By: Tebogo Mokwena
New research by small business tech platform Xero has revealed that SMMEs in the tourism sector are feeling more optimistic about the festive season than they did two years ago. However, Xero pointed out that the sector was not out of the woods yet due to the negative impacts of Covid-19, and called for a greater need to invest in and promote the benefits of technology, especially for SMMEs. The research, released earlier this week, was conducted Censuswide and surveyed 150 small businesses in the tourism sector last month.
A total of 74% of the businesses reported that they were more upbeat about the festive season. Despite the positivity, 77% of the respondents reported that their revenue dropped on average by 21% in the last two years. The report also revealed that 34% of these businesses cited a lack of financial skills as their primary challenge, 32% cited highlighted poor tax compliance as another top challenge, and 35% called on the government to invest more in helping them with digital skills and innovation.
Xero’s South Africa Country Manager Colin Timmis noted that 27% of the businesses wanted the government to do more to attract large numbers of tourists into the country. However, he did note that visitor numbers were on the increase. “There is a lot riding on this tourism season,” Timmis said. “The sector is a contributor to the GDP and a third of those we surveyed are looking to hire in the next 12 months.”
Timmis warned, however, that this growth could not be achieved if SMMEs were not supported in areas like digitisation, financial management, load-shedding and reducing late payments from big businesses.

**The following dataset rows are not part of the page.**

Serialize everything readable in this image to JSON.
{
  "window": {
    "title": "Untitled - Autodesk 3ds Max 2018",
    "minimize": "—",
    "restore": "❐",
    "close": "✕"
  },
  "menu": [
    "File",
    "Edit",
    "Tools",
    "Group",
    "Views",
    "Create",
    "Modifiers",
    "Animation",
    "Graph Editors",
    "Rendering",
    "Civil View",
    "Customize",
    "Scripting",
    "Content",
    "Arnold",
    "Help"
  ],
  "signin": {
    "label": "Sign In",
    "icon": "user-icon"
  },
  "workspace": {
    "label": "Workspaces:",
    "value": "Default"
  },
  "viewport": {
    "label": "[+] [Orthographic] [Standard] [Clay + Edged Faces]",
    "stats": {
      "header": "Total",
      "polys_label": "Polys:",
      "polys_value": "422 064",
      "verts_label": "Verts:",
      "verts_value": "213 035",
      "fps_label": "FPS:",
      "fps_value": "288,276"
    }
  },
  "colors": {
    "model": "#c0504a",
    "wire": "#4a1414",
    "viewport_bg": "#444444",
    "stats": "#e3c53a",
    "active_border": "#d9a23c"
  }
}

He also pointed out that small businesses risked being left behind due to poor financial management skills. He said that 44% of the respondents were planning on investing in digital skills and training in the next year, but 38% were being left behind due to how they managed their finances on spreadsheets.
“Many could be improving their outlook by using digital tools that help automate tax filing and give them control over their cash flow,” he said. “It’s worrying to see so many businesses still using spreadsheets or even paper to manage their finances. “These businesses risk being left behind and will struggle to do simple things like apply for funding in the future if they do not adapt,” Timmis said.